··· DATA SUPPLIED

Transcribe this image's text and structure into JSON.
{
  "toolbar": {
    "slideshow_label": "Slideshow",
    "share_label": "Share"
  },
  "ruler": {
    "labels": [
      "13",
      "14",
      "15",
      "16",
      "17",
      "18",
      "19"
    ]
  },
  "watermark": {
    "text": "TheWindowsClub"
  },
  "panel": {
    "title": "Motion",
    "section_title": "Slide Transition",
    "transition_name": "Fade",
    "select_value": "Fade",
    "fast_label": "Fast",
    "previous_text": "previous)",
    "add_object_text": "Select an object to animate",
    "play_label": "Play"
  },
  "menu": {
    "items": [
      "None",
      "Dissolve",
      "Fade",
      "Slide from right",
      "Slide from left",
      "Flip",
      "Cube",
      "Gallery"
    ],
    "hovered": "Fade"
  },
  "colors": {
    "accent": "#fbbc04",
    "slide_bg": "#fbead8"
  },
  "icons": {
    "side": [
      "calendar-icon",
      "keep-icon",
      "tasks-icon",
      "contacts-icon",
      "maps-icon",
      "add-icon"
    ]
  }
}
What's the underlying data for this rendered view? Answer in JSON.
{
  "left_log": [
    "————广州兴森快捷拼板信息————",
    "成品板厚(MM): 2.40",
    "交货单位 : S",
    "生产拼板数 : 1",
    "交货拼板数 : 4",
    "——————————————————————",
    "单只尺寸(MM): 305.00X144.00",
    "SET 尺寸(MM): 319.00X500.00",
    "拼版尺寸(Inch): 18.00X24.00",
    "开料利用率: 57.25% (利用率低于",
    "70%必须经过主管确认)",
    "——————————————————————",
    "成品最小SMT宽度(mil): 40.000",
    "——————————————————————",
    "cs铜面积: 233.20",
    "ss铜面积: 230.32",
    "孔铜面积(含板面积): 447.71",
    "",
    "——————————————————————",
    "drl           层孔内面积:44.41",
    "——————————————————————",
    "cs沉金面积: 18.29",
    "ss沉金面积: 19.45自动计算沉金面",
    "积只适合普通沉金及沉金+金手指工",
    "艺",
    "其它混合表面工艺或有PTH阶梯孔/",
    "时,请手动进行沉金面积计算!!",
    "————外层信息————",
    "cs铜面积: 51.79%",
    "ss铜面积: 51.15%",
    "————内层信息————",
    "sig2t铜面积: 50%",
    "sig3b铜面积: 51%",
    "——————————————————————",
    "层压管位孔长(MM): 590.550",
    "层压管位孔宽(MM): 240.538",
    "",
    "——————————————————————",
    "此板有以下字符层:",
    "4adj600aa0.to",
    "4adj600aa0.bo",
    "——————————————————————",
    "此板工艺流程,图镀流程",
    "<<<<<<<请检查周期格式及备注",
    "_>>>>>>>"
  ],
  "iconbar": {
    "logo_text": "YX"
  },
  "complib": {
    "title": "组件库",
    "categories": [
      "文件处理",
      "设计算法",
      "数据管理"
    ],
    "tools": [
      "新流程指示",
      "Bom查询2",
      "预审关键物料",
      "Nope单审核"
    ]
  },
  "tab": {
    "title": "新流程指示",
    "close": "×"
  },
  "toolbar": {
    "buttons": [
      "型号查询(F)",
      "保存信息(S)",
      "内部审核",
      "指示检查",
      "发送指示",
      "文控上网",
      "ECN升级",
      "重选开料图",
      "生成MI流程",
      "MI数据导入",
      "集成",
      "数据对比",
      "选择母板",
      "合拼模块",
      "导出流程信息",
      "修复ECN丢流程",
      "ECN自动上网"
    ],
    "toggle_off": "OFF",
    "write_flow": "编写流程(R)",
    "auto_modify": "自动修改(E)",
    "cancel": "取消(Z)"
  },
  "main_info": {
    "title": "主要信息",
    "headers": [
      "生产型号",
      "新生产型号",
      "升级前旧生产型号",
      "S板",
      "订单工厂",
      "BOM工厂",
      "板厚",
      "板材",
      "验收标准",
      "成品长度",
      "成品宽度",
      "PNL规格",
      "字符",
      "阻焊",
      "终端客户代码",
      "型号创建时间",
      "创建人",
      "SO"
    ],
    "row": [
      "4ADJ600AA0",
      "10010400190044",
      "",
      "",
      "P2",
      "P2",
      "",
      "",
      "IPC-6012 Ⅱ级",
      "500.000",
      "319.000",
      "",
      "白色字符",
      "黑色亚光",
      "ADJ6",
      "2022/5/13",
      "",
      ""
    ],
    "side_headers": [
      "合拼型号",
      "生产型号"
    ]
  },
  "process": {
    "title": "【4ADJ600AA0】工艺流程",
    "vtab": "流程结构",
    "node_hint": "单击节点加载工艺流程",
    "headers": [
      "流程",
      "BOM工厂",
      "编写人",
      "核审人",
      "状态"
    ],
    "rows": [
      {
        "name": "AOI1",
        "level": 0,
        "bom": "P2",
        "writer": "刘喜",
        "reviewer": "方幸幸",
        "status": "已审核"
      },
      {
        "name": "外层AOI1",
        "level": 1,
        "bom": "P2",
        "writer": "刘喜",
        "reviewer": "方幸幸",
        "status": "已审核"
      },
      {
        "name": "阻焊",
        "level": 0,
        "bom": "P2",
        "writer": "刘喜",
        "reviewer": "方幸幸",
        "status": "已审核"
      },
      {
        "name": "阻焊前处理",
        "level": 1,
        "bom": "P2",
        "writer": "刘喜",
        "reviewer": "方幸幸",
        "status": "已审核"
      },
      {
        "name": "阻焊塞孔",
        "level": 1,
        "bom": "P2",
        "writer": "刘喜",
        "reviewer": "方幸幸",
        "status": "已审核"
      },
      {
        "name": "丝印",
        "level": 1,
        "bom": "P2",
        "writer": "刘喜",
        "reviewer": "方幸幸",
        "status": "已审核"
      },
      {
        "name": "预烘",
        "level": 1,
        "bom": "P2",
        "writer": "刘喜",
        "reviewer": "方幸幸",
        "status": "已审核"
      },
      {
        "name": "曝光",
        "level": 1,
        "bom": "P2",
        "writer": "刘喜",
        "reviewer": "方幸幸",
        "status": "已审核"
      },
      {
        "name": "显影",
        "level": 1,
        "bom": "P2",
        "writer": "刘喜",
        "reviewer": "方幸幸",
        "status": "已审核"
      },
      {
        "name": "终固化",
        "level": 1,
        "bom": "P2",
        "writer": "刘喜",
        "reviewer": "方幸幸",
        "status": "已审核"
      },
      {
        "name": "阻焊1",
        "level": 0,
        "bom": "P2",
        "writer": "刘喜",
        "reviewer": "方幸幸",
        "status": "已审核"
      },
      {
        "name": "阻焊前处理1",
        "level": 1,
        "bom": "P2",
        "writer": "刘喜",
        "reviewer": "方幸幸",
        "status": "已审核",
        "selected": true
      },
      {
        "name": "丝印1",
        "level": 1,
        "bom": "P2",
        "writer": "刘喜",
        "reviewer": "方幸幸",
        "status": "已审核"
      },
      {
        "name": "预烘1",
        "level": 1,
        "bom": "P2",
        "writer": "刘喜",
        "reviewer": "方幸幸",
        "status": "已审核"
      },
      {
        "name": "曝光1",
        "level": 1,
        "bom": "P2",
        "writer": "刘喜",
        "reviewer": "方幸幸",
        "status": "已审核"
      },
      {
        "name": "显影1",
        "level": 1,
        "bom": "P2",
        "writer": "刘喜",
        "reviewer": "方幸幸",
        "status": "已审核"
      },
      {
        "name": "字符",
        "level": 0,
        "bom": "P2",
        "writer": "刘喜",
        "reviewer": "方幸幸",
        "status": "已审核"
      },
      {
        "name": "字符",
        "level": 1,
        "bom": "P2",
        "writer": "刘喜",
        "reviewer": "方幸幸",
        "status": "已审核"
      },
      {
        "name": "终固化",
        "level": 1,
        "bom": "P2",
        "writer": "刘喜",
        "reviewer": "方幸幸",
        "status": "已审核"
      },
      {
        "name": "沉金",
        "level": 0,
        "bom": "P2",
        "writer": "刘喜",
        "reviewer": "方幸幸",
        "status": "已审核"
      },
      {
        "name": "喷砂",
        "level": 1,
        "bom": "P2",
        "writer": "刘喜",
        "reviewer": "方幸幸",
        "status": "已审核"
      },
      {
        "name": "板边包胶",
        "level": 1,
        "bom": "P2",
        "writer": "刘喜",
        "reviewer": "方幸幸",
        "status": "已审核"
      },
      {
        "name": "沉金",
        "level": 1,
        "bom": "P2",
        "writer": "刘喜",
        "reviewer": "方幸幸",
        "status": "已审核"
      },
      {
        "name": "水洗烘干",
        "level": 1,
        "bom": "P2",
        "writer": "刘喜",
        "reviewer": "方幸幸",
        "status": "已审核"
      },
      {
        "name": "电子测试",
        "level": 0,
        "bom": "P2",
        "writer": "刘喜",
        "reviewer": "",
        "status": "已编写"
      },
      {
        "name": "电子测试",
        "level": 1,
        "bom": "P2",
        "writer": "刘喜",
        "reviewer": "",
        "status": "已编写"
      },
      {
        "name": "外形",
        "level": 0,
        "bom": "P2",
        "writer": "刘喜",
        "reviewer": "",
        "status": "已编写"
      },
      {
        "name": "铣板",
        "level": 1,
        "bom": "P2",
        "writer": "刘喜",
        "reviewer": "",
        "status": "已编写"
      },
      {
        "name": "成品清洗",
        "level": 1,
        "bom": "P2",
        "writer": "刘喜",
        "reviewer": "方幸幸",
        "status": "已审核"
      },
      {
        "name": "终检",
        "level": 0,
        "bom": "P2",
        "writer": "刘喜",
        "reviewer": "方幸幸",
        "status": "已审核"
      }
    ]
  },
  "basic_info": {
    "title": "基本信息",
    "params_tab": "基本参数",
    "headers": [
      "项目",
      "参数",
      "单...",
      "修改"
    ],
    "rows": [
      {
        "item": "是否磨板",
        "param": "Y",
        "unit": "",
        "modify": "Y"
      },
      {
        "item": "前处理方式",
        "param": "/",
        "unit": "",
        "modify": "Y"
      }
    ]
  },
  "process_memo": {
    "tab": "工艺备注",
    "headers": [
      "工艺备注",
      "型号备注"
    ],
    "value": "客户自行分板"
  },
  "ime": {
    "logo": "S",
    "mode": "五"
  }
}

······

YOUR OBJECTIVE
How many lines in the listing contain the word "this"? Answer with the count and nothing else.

YOUR SOLUTION
2